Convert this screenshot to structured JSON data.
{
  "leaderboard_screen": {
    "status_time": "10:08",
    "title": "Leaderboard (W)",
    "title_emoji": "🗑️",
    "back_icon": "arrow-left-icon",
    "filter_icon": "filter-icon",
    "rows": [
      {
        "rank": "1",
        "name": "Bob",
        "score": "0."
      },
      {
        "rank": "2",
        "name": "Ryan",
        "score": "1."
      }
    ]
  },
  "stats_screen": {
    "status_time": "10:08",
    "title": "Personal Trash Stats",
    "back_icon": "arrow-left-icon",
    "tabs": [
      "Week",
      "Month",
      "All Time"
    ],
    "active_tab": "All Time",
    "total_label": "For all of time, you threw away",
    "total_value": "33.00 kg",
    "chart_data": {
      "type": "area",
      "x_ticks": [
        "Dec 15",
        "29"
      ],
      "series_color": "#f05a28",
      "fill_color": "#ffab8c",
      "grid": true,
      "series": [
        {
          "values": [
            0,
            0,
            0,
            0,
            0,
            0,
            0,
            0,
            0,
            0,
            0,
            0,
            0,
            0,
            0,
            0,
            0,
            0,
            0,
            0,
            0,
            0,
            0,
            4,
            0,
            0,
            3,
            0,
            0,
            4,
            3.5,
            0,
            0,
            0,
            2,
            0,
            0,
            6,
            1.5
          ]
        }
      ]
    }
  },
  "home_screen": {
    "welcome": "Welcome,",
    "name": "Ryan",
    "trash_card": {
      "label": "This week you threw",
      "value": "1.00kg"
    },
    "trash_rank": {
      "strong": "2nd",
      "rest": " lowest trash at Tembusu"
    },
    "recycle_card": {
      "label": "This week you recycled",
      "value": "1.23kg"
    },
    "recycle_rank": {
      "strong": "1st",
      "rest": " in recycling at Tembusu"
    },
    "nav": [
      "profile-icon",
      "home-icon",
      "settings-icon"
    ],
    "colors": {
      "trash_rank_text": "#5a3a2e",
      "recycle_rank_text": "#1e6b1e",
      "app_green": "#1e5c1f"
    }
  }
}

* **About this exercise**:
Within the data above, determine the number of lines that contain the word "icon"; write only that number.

* **Exercise response**:
6